◆ **Instructions to follow**
Everything in the data that follows should be given again verbatim, except the images.

------ Task inputs ------

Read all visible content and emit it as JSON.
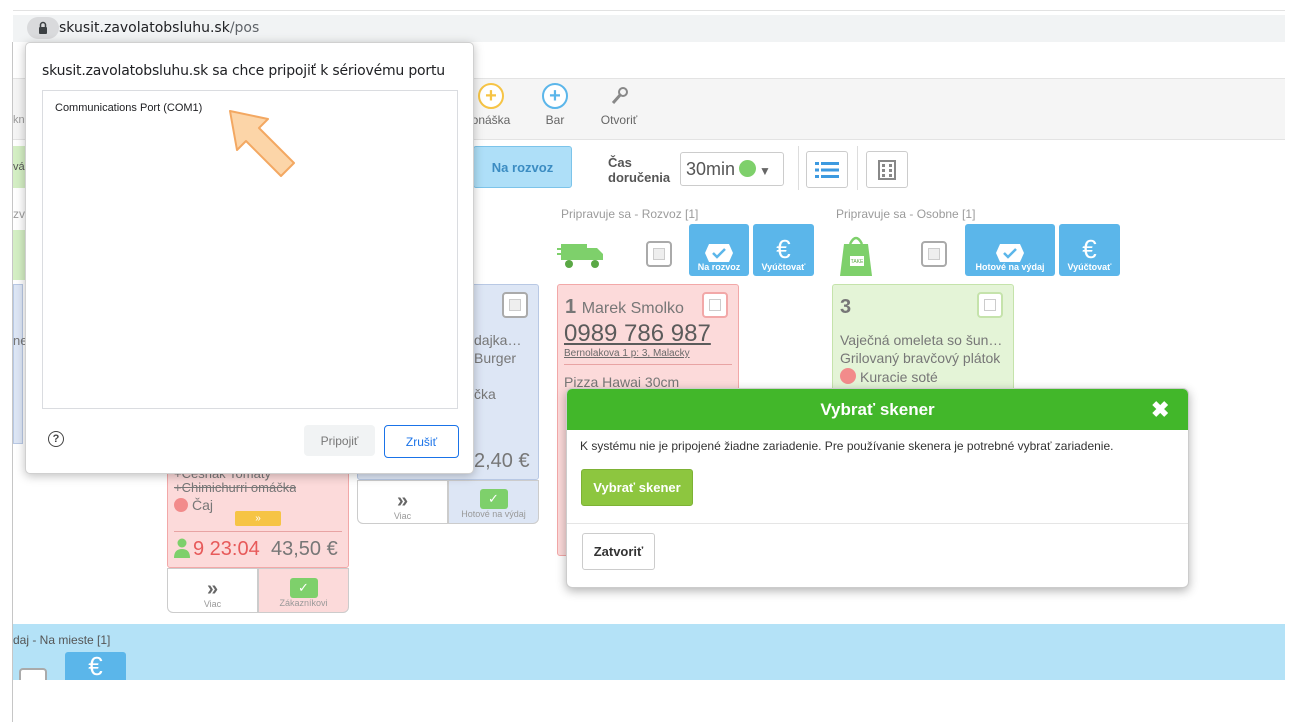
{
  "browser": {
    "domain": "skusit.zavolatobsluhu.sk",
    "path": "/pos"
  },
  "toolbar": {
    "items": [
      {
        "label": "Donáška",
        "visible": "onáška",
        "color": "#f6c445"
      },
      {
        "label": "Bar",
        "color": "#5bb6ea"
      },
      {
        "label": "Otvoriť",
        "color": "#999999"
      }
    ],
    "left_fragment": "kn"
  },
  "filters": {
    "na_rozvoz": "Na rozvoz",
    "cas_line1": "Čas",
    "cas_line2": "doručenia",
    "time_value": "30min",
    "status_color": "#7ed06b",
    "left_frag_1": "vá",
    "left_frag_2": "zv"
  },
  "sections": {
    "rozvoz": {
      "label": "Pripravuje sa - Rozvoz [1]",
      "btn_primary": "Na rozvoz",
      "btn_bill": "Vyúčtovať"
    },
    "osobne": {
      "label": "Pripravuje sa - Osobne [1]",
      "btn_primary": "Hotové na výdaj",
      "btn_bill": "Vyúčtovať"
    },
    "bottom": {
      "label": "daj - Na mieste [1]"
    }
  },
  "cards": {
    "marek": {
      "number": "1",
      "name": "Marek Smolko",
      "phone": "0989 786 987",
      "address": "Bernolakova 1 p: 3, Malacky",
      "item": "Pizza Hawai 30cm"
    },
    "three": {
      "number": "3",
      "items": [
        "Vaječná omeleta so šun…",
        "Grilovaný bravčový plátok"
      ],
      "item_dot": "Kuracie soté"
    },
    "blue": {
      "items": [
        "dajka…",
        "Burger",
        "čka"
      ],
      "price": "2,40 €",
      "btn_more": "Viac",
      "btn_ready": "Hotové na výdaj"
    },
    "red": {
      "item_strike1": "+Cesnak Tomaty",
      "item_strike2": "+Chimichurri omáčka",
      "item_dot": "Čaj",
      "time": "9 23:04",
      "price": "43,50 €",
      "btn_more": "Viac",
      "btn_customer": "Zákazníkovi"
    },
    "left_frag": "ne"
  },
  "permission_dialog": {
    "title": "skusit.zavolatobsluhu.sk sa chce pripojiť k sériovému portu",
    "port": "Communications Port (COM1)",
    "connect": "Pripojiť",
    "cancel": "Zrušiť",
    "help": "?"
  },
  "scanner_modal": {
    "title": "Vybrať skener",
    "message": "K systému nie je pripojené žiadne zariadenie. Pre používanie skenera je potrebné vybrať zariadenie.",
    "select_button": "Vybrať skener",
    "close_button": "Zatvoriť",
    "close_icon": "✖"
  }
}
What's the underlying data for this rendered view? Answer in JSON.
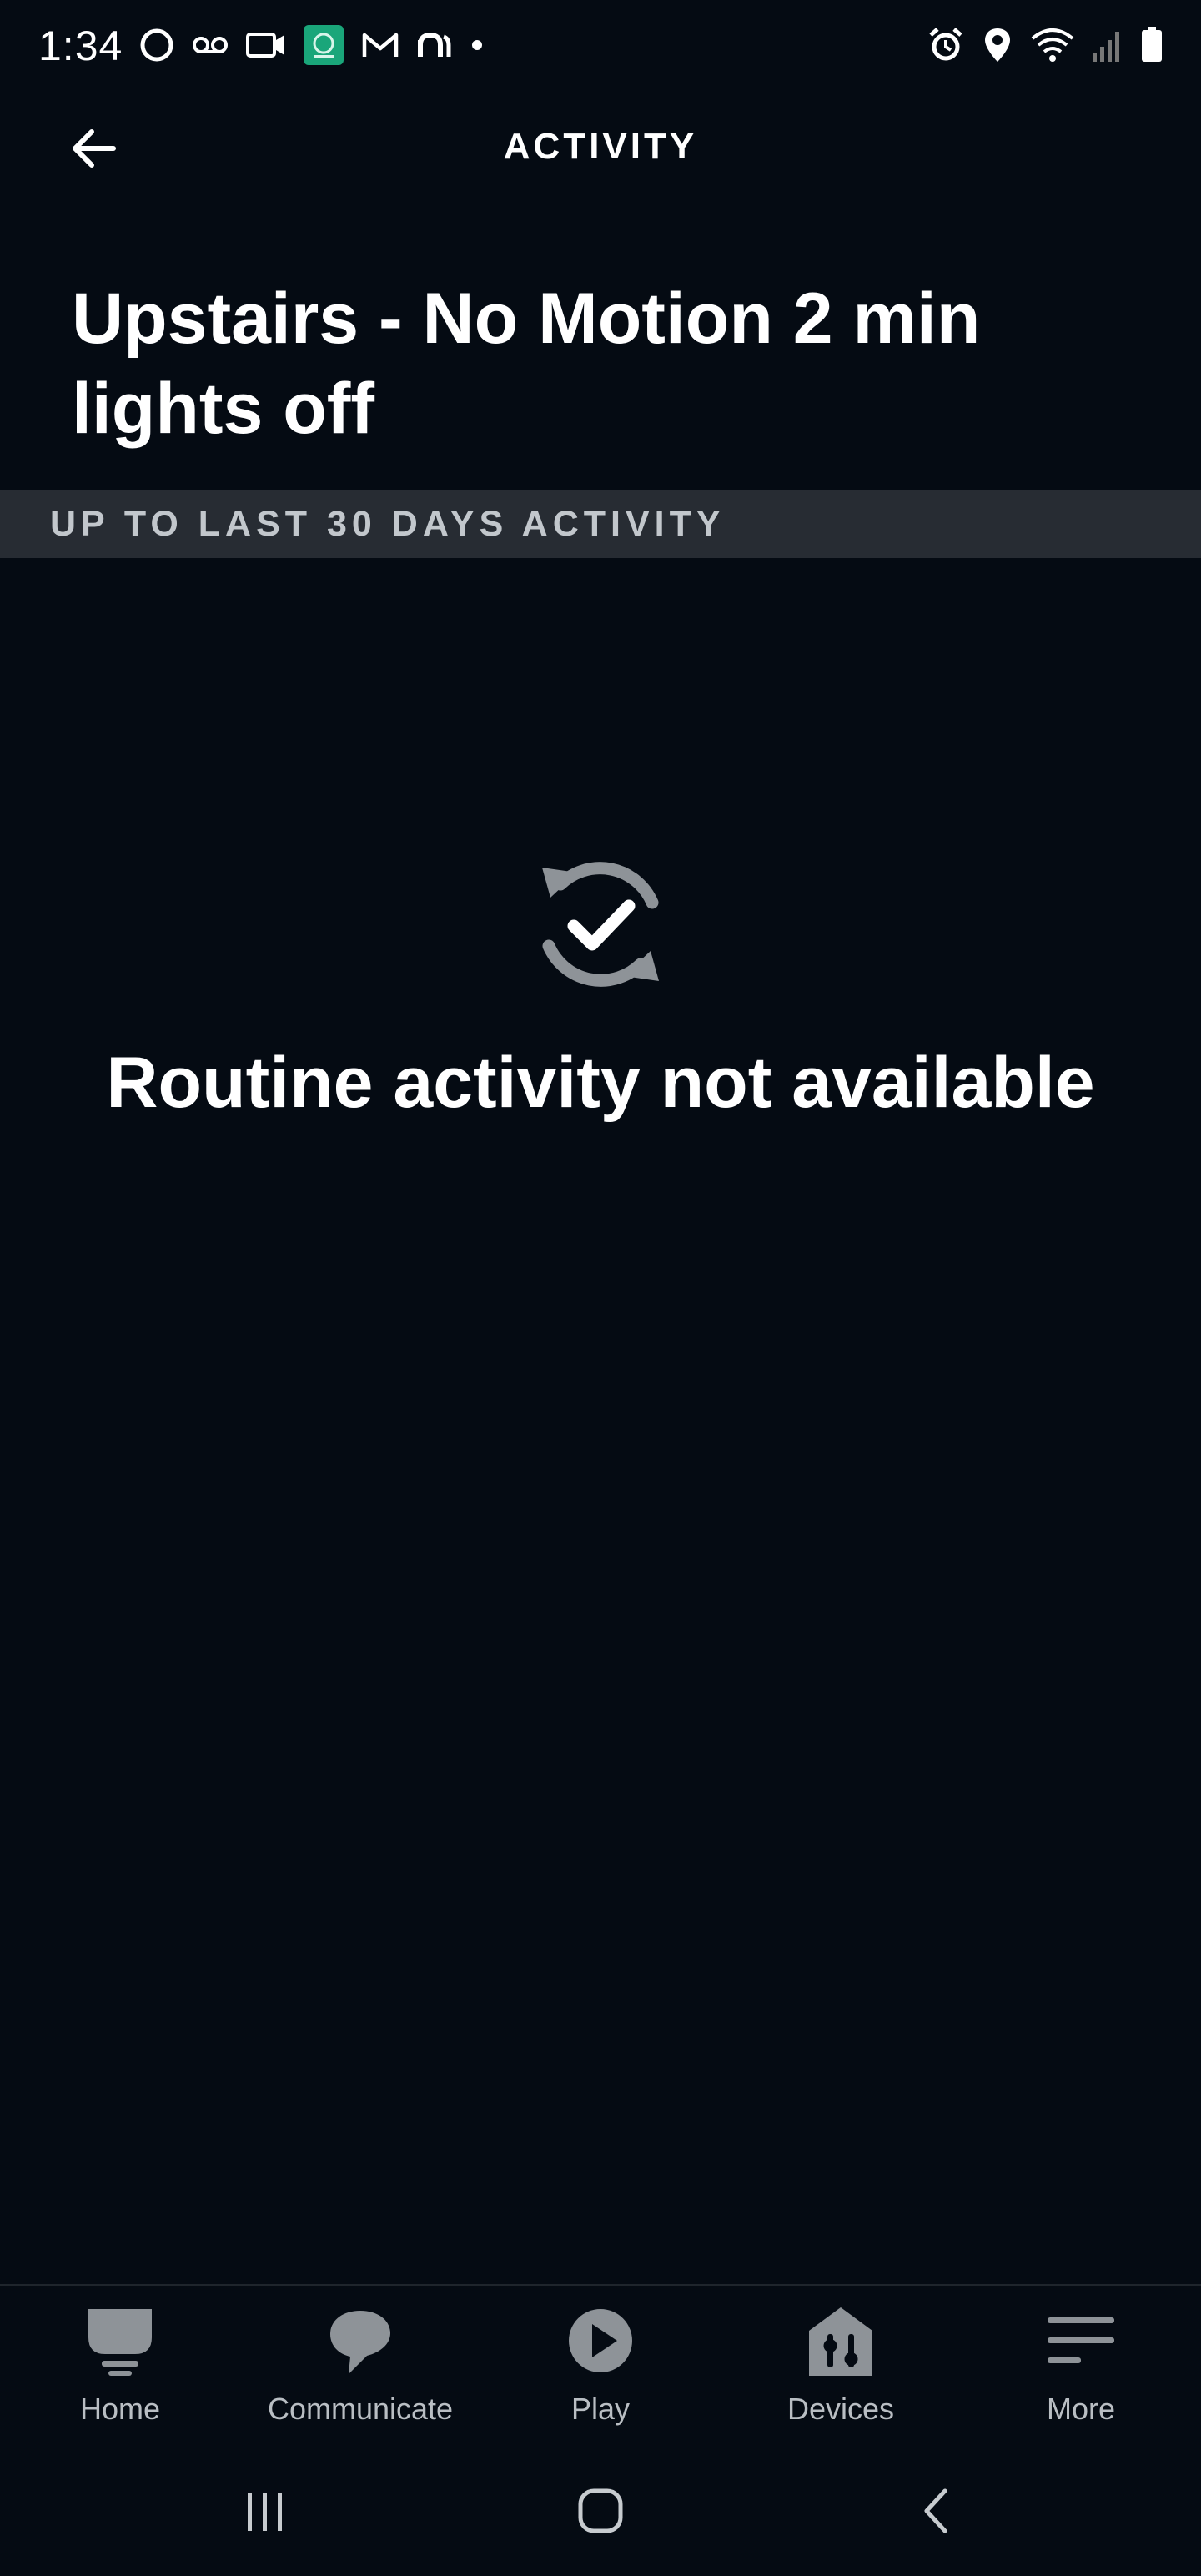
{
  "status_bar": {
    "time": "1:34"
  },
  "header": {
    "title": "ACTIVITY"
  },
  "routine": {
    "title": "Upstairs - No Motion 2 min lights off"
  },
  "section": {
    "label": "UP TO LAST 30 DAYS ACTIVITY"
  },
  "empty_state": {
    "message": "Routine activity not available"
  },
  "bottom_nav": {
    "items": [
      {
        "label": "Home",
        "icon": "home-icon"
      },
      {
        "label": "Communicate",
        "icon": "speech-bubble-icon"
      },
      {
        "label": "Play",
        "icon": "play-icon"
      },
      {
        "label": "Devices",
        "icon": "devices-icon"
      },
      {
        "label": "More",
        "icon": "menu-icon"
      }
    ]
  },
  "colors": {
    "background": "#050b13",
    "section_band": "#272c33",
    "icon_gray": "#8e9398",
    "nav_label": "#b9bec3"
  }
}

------

◆ **Response for this exercise**
Read all visible content and emit it as JSON.
{
  "browser": {
    "domain": "skusit.zavolatobsluhu.sk",
    "path": "/pos"
  },
  "toolbar": {
    "items": [
      {
        "label": "Donáška",
        "visible": "onáška",
        "color": "#f6c445"
      },
      {
        "label": "Bar",
        "color": "#5bb6ea"
      },
      {
        "label": "Otvoriť",
        "color": "#999999"
      }
    ],
    "left_fragment": "kn"
  },
  "filters": {
    "na_rozvoz": "Na rozvoz",
    "cas_line1": "Čas",
    "cas_line2": "doručenia",
    "time_value": "30min",
    "status_color": "#7ed06b",
    "left_frag_1": "vá",
    "left_frag_2": "zv"
  },
  "sections": {
    "rozvoz": {
      "label": "Pripravuje sa - Rozvoz [1]",
      "btn_primary": "Na rozvoz",
      "btn_bill": "Vyúčtovať"
    },
    "osobne": {
      "label": "Pripravuje sa - Osobne [1]",
      "btn_primary": "Hotové na výdaj",
      "btn_bill": "Vyúčtovať"
    },
    "bottom": {
      "label": "daj - Na mieste [1]"
    }
  },
  "cards": {
    "marek": {
      "number": "1",
      "name": "Marek Smolko",
      "phone": "0989 786 987",
      "address": "Bernolakova 1 p: 3, Malacky",
      "item": "Pizza Hawai 30cm"
    },
    "three": {
      "number": "3",
      "items": [
        "Vaječná omeleta so šun…",
        "Grilovaný bravčový plátok"
      ],
      "item_dot": "Kuracie soté"
    },
    "blue": {
      "items": [
        "dajka…",
        "Burger",
        "čka"
      ],
      "price": "2,40 €",
      "btn_more": "Viac",
      "btn_ready": "Hotové na výdaj"
    },
    "red": {
      "item_strike1": "+Cesnak Tomaty",
      "item_strike2": "+Chimichurri omáčka",
      "item_dot": "Čaj",
      "time": "9 23:04",
      "price": "43,50 €",
      "btn_more": "Viac",
      "btn_customer": "Zákazníkovi"
    },
    "left_frag": "ne"
  },
  "permission_dialog": {
    "title": "skusit.zavolatobsluhu.sk sa chce pripojiť k sériovému portu",
    "port": "Communications Port (COM1)",
    "connect": "Pripojiť",
    "cancel": "Zrušiť",
    "help": "?"
  },
  "scanner_modal": {
    "title": "Vybrať skener",
    "message": "K systému nie je pripojené žiadne zariadenie. Pre používanie skenera je potrebné vybrať zariadenie.",
    "select_button": "Vybrať skener",
    "close_button": "Zatvoriť",
    "close_icon": "✖"
  }
}
What's the underlying data for this rendered view? Answer in JSON.
{
  "status_bar": {
    "time": "1:34"
  },
  "header": {
    "title": "ACTIVITY"
  },
  "routine": {
    "title": "Upstairs - No Motion 2 min lights off"
  },
  "section": {
    "label": "UP TO LAST 30 DAYS ACTIVITY"
  },
  "empty_state": {
    "message": "Routine activity not available"
  },
  "bottom_nav": {
    "items": [
      {
        "label": "Home",
        "icon": "home-icon"
      },
      {
        "label": "Communicate",
        "icon": "speech-bubble-icon"
      },
      {
        "label": "Play",
        "icon": "play-icon"
      },
      {
        "label": "Devices",
        "icon": "devices-icon"
      },
      {
        "label": "More",
        "icon": "menu-icon"
      }
    ]
  },
  "colors": {
    "background": "#050b13",
    "section_band": "#272c33",
    "icon_gray": "#8e9398",
    "nav_label": "#b9bec3"
  }
}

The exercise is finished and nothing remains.